Kodaly Level I vs. Orff Level I

     I am currently taking my Kodaly Level I course at Central Michigan University and learning so much about the Kodaly process!  That being said, I also learned a TON from my Orff level I class at VanderCook College of Music.  (I have also trained a bit in Education Through Music and Music Learning Theory--perhaps another blog post in the future!).  So, I thought I would throw out a few thoughts about the differences and similarities between the two.  This is just my opinion and please keep in mind that I have only taken one level in each methodology, so I am by no means declaring myself an expert :)

Kodaly and Orff Similarities:

1.  Great music, mostly based on folk songs and nursery rhymes. 
2.  Great people in the classes.
3.  Great and knowledgeable teachers of the levels.
4.  Movement activities.
5.  Singing activities.
6.  Games.
7.  Music notation (though one does a better job of explaining sequencing).
8.  Folk dancing.
9.  Makes you want to take Level II.
10.  Gives you great connections to ask questions in the future.
11.  Solfege.
Debating between taking KODALY Level 1 and ORFF Level 1?  Read this to see how the two music methods compare for elementary music teachers.  A great list of similiarities and differences.

Things I liked about Orff a little more:

1.  Instruments.
Kids light up when they are playing them, and even the biggest stinker in the class is finally glued to you so they won't lose their chance to play a barred instrument.  Also, let's face it, some people are great musicians but not great singers.  I worry that Kodaly might miss those students a little in the early grades.
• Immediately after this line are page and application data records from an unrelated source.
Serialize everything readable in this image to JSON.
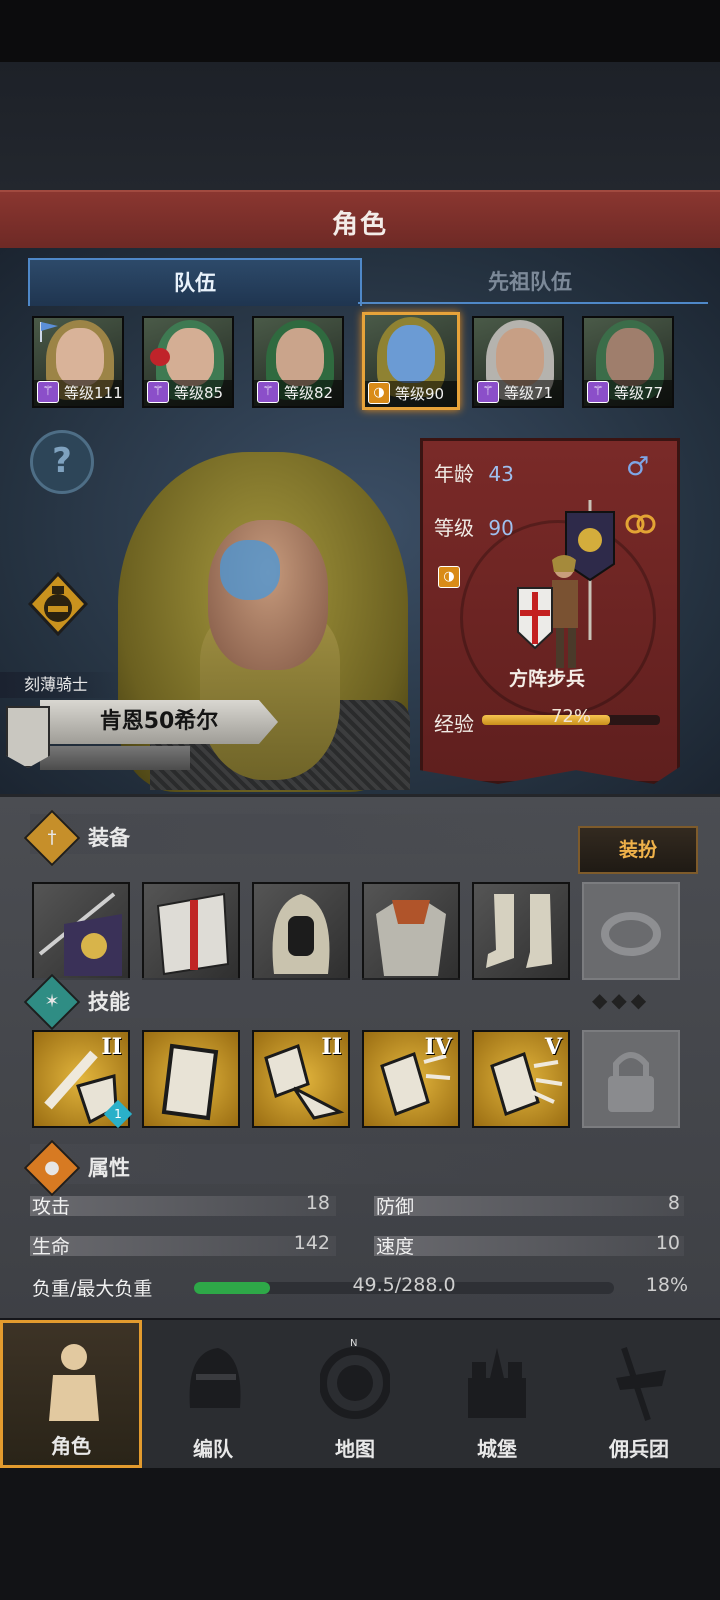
{
  "header": {
    "title": "角色"
  },
  "tabs": [
    {
      "label": "队伍",
      "active": true
    },
    {
      "label": "先祖队伍",
      "active": false
    }
  ],
  "party": [
    {
      "level": "等级111",
      "class_icon": "staff-icon"
    },
    {
      "level": "等级85",
      "class_icon": "staff-icon"
    },
    {
      "level": "等级82",
      "class_icon": "staff-icon"
    },
    {
      "level": "等级90",
      "class_icon": "shield-icon",
      "selected": true
    },
    {
      "level": "等级71",
      "class_icon": "staff-icon"
    },
    {
      "level": "等级77",
      "class_icon": "staff-icon"
    }
  ],
  "hero": {
    "title": "刻薄骑士",
    "name": "肯恩50希尔"
  },
  "info": {
    "age_label": "年龄",
    "age": "43",
    "gender_symbol": "♂",
    "level_label": "等级",
    "level": "90",
    "unit_name": "方阵步兵",
    "xp_label": "经验",
    "xp_text": "72%",
    "xp_fraction": 0.72
  },
  "equipment": {
    "title": "装备",
    "dress_button": "装扮"
  },
  "skills": {
    "title": "技能",
    "ranks": [
      "II",
      "",
      "II",
      "IV",
      "V"
    ],
    "badge": "1"
  },
  "attributes": {
    "title": "属性",
    "attack_label": "攻击",
    "attack": "18",
    "defense_label": "防御",
    "defense": "8",
    "hp_label": "生命",
    "hp": "142",
    "speed_label": "速度",
    "speed": "10",
    "load_label": "负重/最大负重",
    "load": "49.5/288.0",
    "load_pct": "18%",
    "load_fraction": 0.18
  },
  "nav": [
    {
      "label": "角色",
      "active": true
    },
    {
      "label": "编队"
    },
    {
      "label": "地图"
    },
    {
      "label": "城堡"
    },
    {
      "label": "佣兵团"
    }
  ],
  "colors": {
    "accent": "#e39b2e",
    "tab_blue": "#4f88c8",
    "header_red": "#7a2c28"
  }
}
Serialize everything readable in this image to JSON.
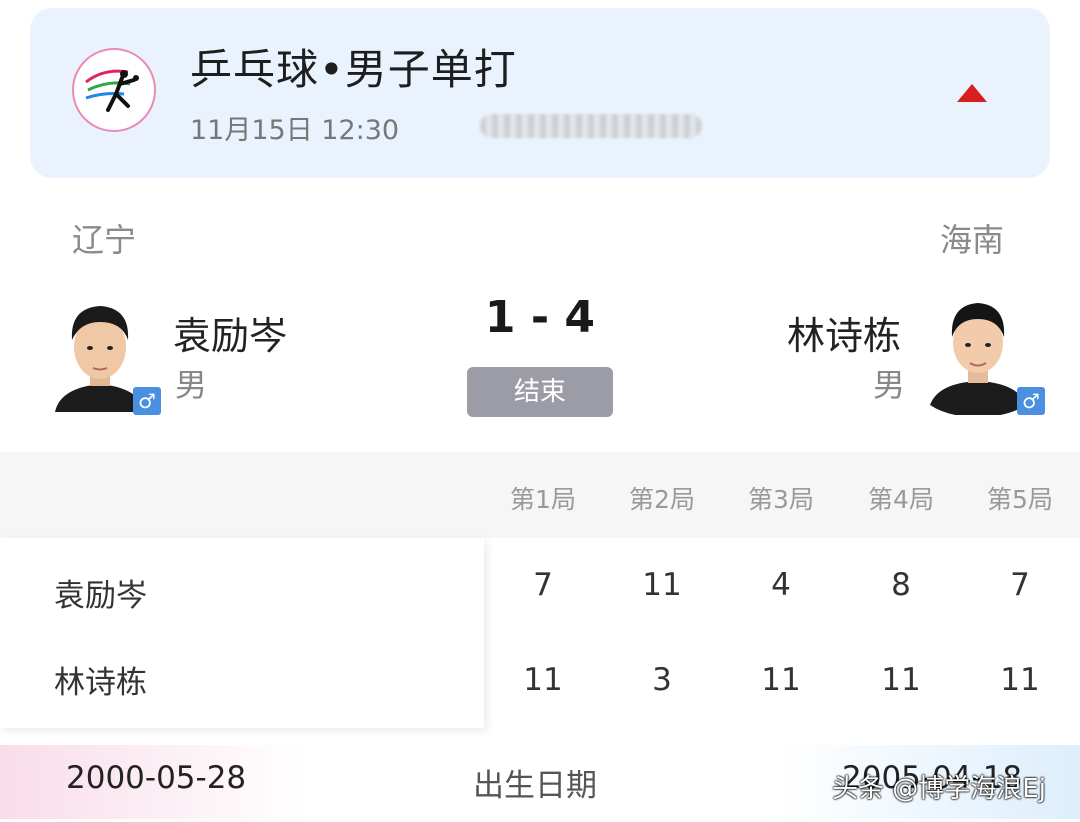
{
  "header": {
    "title": "乒乓球•男子单打",
    "time": "11月15日 12:30",
    "logo_icon": "table-tennis-icon",
    "toggle_icon": "collapse-up-icon",
    "accent": "#d81e1e"
  },
  "match": {
    "left": {
      "team": "辽宁",
      "name": "袁励岑",
      "gender": "男"
    },
    "right": {
      "team": "海南",
      "name": "林诗栋",
      "gender": "男"
    },
    "score": "1 - 4",
    "status": "结束",
    "gender_icon": "male-icon"
  },
  "sets": {
    "headers": [
      "第1局",
      "第2局",
      "第3局",
      "第4局",
      "第5局"
    ],
    "rows": [
      {
        "player": "袁励岑",
        "scores": [
          "7",
          "11",
          "4",
          "8",
          "7"
        ]
      },
      {
        "player": "林诗栋",
        "scores": [
          "11",
          "3",
          "11",
          "11",
          "11"
        ]
      }
    ]
  },
  "info": {
    "label": "出生日期",
    "left": "2000-05-28",
    "right": "2005-04-18"
  },
  "watermark": "头条 @博学海浪Ej"
}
2.  Recorders
I think Kodaly also does recorders, but I liked that I got to start learning how to play the recorder in Level I of Orff.  I'm guessing Kodaly doesn't do them until Level III since they are so sequenced :)

3.  Movement
Creative movement is an essential element to Orff and I LOVE the expression that comes from these activities in Orff.  In Orff, we had part of the day dedicated just to movement every day.  There are movement activities in Kodaly, but they seem less playful and aren't asking the students to come up with their own creations.  Again, this may happen in later levels for Kodaly, and I'm just comparing the Level I classes.

4.  K-5 in Level I
Orff Level I can be applied K-5, whereas Kodaly Level I is for K-1.  This makes it a bit more appealing for music teachers who are starting out and want tools to help their entire student body.


Things I liked about Kodaly a little more: 

1.  Sequencing, sequencing, sequencing.
If you don't know what order to teach things in and how to go about it, this class will save you years of grief.  So detailed and it makes sense.  If you want to learn more about sequencing in the Orff world, take Orff Curriculum and Design--which was a fantastic class and totally worth taking I might add.  But I still think there are a couple of more in-between details explained in the Kodaly method. 

2.  Prepare, present, practice.
This goes along with the sequencing.  I just love the idea that it's okay to keep practicing something over and over again to really nail it!  Sometimes I feel like my Orff curriculum jumps a little too fast for students to know what we were doing.

3.  Singing and Solfege.
I love the emphasis on the music literacy and musicianship of the teacher themselves.  At first I was a little annoyed by it (being honest here, please don't hold that against me).  Solfege class tests your sight-reading and coordination abilities.  Singing in a choir again after a decade of not doing so--heavenly!!  I forgot how much I love alto lines . . . no seriously, I am in love with singing alto.  I can't believe I forgot how much I loved making music just for my own satisfaction.  Kodaly has brought that back out in me!

Final Thoughts:

     Whatever your style of elementary music teaching is, taking a levels course will GREATLY improve your teaching.  Please consider taking a level in Kodaly or Orff.  Perhaps what I've noted above will help you choose which one is right for you!  My personal philosophy is to study as many methodologies as possible and steal the best stuff from each one!!  I guess that makes me an Orff/Kodaly/ETM/MLT splat teacher, but I don't think my students mind.  They just know they are loved and making great music.
     Catch you next time I have something noteworthy!